When people had reached Mansatala they found that the meeting ground was packed with people. A rope separated the women from the men. The speeches had already started. But the police struck before the speaker Krishanatta could finish his speech. The meeting was broken up. Mangala was stunned; even speaking up was a crime then!
Soon after, Section 144 was imposed on the area. Meetings were declared illegal. More than four persons could not assemble in a public place. Pituni – a tax to pay for wear and tear on the landlord’s private police force – was also levied. ‘It’s they who beat us, and then we have to pay for their broken sticks,’ the villagers fumed.
One night, Priyotoshbabu visited every house to say that the next day a civil disobedience movement would be launched. At the crack of dawn, a bugle sounded from the bridge. Everyone, from villagers to Congress volunteers rushed there to find a crowd of policemen on the other side of the canal. The magistrate and the police officer from the subdivision had brought a Gurkha army battalion.

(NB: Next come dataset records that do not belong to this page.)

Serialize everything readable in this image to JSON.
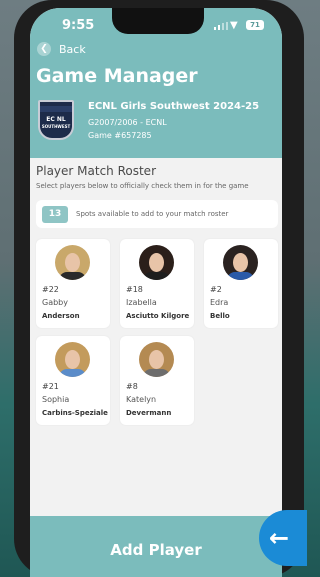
{
  "status": {
    "time": "9:55",
    "battery": "71"
  },
  "nav": {
    "back_label": "Back"
  },
  "page": {
    "title": "Game Manager"
  },
  "game": {
    "name": "ECNL Girls Southwest 2024-25",
    "division": "G2007/2006 - ECNL",
    "number": "Game #657285",
    "crest_text": "EC SOUTHWEST"
  },
  "roster": {
    "title": "Player Match Roster",
    "subtitle": "Select players below to officially check them in for the game",
    "spots_count": "13",
    "spots_text": "Spots available to add to your match roster"
  },
  "players": [
    {
      "number": "#22",
      "first": "Gabby",
      "last": "Anderson",
      "hair": "#c9a86a",
      "shirt": "#2a2a2a"
    },
    {
      "number": "#18",
      "first": "Izabella",
      "last": "Asciutto Kilgore",
      "hair": "#2b1f1a",
      "shirt": "#1e1e1e"
    },
    {
      "number": "#2",
      "first": "Edra",
      "last": "Bello",
      "hair": "#2a2220",
      "shirt": "#2a5aa8"
    },
    {
      "number": "#21",
      "first": "Sophia",
      "last": "Carbins-Speziale",
      "hair": "#c39b5c",
      "shirt": "#5b8cc9"
    },
    {
      "number": "#8",
      "first": "Katelyn",
      "last": "Devermann",
      "hair": "#b48a52",
      "shirt": "#6d6d6d"
    }
  ],
  "footer": {
    "add_label": "Add Player",
    "back_icon": "arrow-left-icon"
  },
  "colors": {
    "accent": "#7bbcbc",
    "fab": "#1b8bd6"
  }
}
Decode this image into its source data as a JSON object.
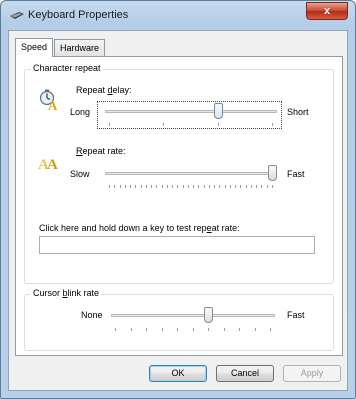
{
  "window": {
    "title": "Keyboard Properties",
    "close_glyph": "x"
  },
  "tabs": [
    {
      "label": "Speed",
      "active": true
    },
    {
      "label": "Hardware",
      "active": false
    }
  ],
  "character_repeat": {
    "group_label": "Character repeat",
    "repeat_delay": {
      "label": "Repeat delay:",
      "min_label": "Long",
      "max_label": "Short",
      "value_fraction": 0.67,
      "icon": "repeat-delay-icon"
    },
    "repeat_rate": {
      "label": "Repeat rate:",
      "min_label": "Slow",
      "max_label": "Fast",
      "value_fraction": 1.0,
      "icon": "repeat-rate-icon"
    },
    "test_label": "Click here and hold down a key to test repeat rate:",
    "test_value": ""
  },
  "cursor_blink": {
    "group_label": "Cursor blink rate",
    "min_label": "None",
    "max_label": "Fast",
    "value_fraction": 0.6
  },
  "buttons": {
    "ok": "OK",
    "cancel": "Cancel",
    "apply": "Apply"
  },
  "colors": {
    "title_bar": "#b9d0ea",
    "close_button": "#c8452d",
    "accent": "#3c7fb1"
  }
}
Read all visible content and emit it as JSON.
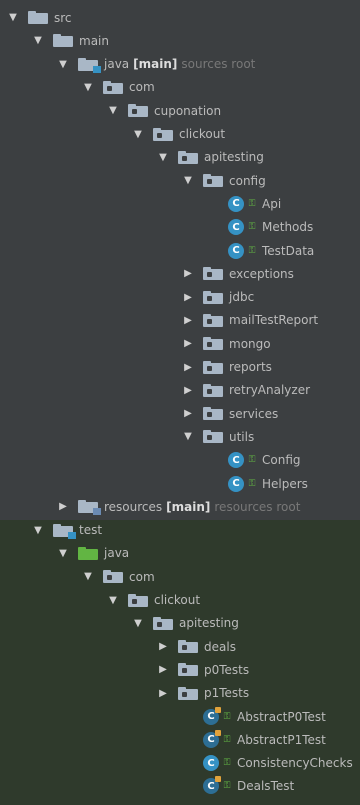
{
  "tree": [
    {
      "label": "src",
      "depth": 0,
      "arrow": "expanded",
      "icon": "folder"
    },
    {
      "label": "main",
      "depth": 1,
      "arrow": "expanded",
      "icon": "folder"
    },
    {
      "label": "java",
      "bold": "[main]",
      "hint": "sources root",
      "depth": 2,
      "arrow": "expanded",
      "icon": "source-root"
    },
    {
      "label": "com",
      "depth": 3,
      "arrow": "expanded",
      "icon": "package"
    },
    {
      "label": "cuponation",
      "depth": 4,
      "arrow": "expanded",
      "icon": "package"
    },
    {
      "label": "clickout",
      "depth": 5,
      "arrow": "expanded",
      "icon": "package"
    },
    {
      "label": "apitesting",
      "depth": 6,
      "arrow": "expanded",
      "icon": "package"
    },
    {
      "label": "config",
      "depth": 7,
      "arrow": "expanded",
      "icon": "package"
    },
    {
      "label": "Api",
      "depth": 8,
      "arrow": "none",
      "icon": "class"
    },
    {
      "label": "Methods",
      "depth": 8,
      "arrow": "none",
      "icon": "class"
    },
    {
      "label": "TestData",
      "depth": 8,
      "arrow": "none",
      "icon": "class"
    },
    {
      "label": "exceptions",
      "depth": 7,
      "arrow": "collapsed",
      "icon": "package"
    },
    {
      "label": "jdbc",
      "depth": 7,
      "arrow": "collapsed",
      "icon": "package"
    },
    {
      "label": "mailTestReport",
      "depth": 7,
      "arrow": "collapsed",
      "icon": "package"
    },
    {
      "label": "mongo",
      "depth": 7,
      "arrow": "collapsed",
      "icon": "package"
    },
    {
      "label": "reports",
      "depth": 7,
      "arrow": "collapsed",
      "icon": "package"
    },
    {
      "label": "retryAnalyzer",
      "depth": 7,
      "arrow": "collapsed",
      "icon": "package"
    },
    {
      "label": "services",
      "depth": 7,
      "arrow": "collapsed",
      "icon": "package"
    },
    {
      "label": "utils",
      "depth": 7,
      "arrow": "expanded",
      "icon": "package"
    },
    {
      "label": "Config",
      "depth": 8,
      "arrow": "none",
      "icon": "class"
    },
    {
      "label": "Helpers",
      "depth": 8,
      "arrow": "none",
      "icon": "class"
    },
    {
      "label": "resources",
      "bold": "[main]",
      "hint": "resources root",
      "depth": 2,
      "arrow": "collapsed",
      "icon": "resources-root"
    },
    {
      "label": "test",
      "depth": 1,
      "arrow": "expanded",
      "icon": "source-root"
    },
    {
      "label": "java",
      "depth": 2,
      "arrow": "expanded",
      "icon": "test-root"
    },
    {
      "label": "com",
      "depth": 3,
      "arrow": "expanded",
      "icon": "package"
    },
    {
      "label": "clickout",
      "depth": 4,
      "arrow": "expanded",
      "icon": "package"
    },
    {
      "label": "apitesting",
      "depth": 5,
      "arrow": "expanded",
      "icon": "package"
    },
    {
      "label": "deals",
      "depth": 6,
      "arrow": "collapsed",
      "icon": "package"
    },
    {
      "label": "p0Tests",
      "depth": 6,
      "arrow": "collapsed",
      "icon": "package"
    },
    {
      "label": "p1Tests",
      "depth": 6,
      "arrow": "collapsed",
      "icon": "package"
    },
    {
      "label": "AbstractP0Test",
      "depth": 7,
      "arrow": "none",
      "icon": "abstract-class"
    },
    {
      "label": "AbstractP1Test",
      "depth": 7,
      "arrow": "none",
      "icon": "abstract-class"
    },
    {
      "label": "ConsistencyChecks",
      "depth": 7,
      "arrow": "none",
      "icon": "class"
    },
    {
      "label": "DealsTest",
      "depth": 7,
      "arrow": "none",
      "icon": "abstract-class"
    }
  ],
  "icons": {
    "expanded": "▼",
    "collapsed": "▶",
    "class_letter": "C",
    "lock": "🔓"
  },
  "colors": {
    "background": "#3c3f41",
    "test_background": "#2f3a2c",
    "text": "#bbbbbb",
    "folder": "#a9b7c6",
    "class_badge": "#3592c4",
    "test_folder": "#62b543",
    "hint": "#787878"
  }
}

The fields stretched away, waiting, silent but the silence was soon shattered by a full-throated cry of ‘Bande Mataram!’ ‘Honour the Mother,’ the rallying cry of the Congress. The volunteers were promptly arrested. As the air reverberated with the sound of conch shells, Arjun and his friends, their young minds resolute, joined the Congressmen in shouting their slogans.
The daroga left for the police station with the captive volunteers in tow. The air still echoed with ‘Bande Mataram’ as the women from their courtyards watched the men being taken away.
Seven days passed. Ali, Lakshman and his friends had been released, but the fields lay fallow. The farmers refused to do anything in the landlord’s interest, though it was time to sow the seeds. Worried, the landlord’s office summoned Priyotoshbabu. Ali and the others were also called. The landlord himself greeted the Congress leader. ‘My tenants are like my children,’ he said in a conciliatory tone. ‘And you are fighting for the country’s freedom. But this country is ours too. Why should we fight against each other? I have been away for some time; when I came back I heard all this had happened. If the villagers want the road to be repaired, it shall be done, of course. I also mean to build a wooden bridge in place of the wobbly bamboo-pole one.’ But, looking at Lakshman and his friends, he added, ‘Half the cost, though has to come from you. I’ll give the rest.’
A servant brought in tea and sweet for Priyotoshbabu. Ali suddenly got up and left. ‘I smell a rat,’ he whispered to Lakshman as he went.
The landlord handed the plate to Priyotoshbabu. ‘Try these sweets, Notun Ma made them herself,’ he said.
Priyotoshbabu emerged from the meeting a happy man. The landlord had promised to put in a concrete floor for the Congress ashram. That very day, Priyotoshbabu went to meet the village elders. When they later assembled in Sudam’s courtyard, the older farmers who had talked to Priyotoshbabu argued that the toll should be paid. ‘Since the landlord has promised to repair the road, you shouldn’t object to the tax,’ said Aminuddi, Ali’s uncle. But Ali, Lakshman and Kunja were adamant: the landlord had not even agreed to compensate them for the crops damaged by the police. Why should they pay the tax?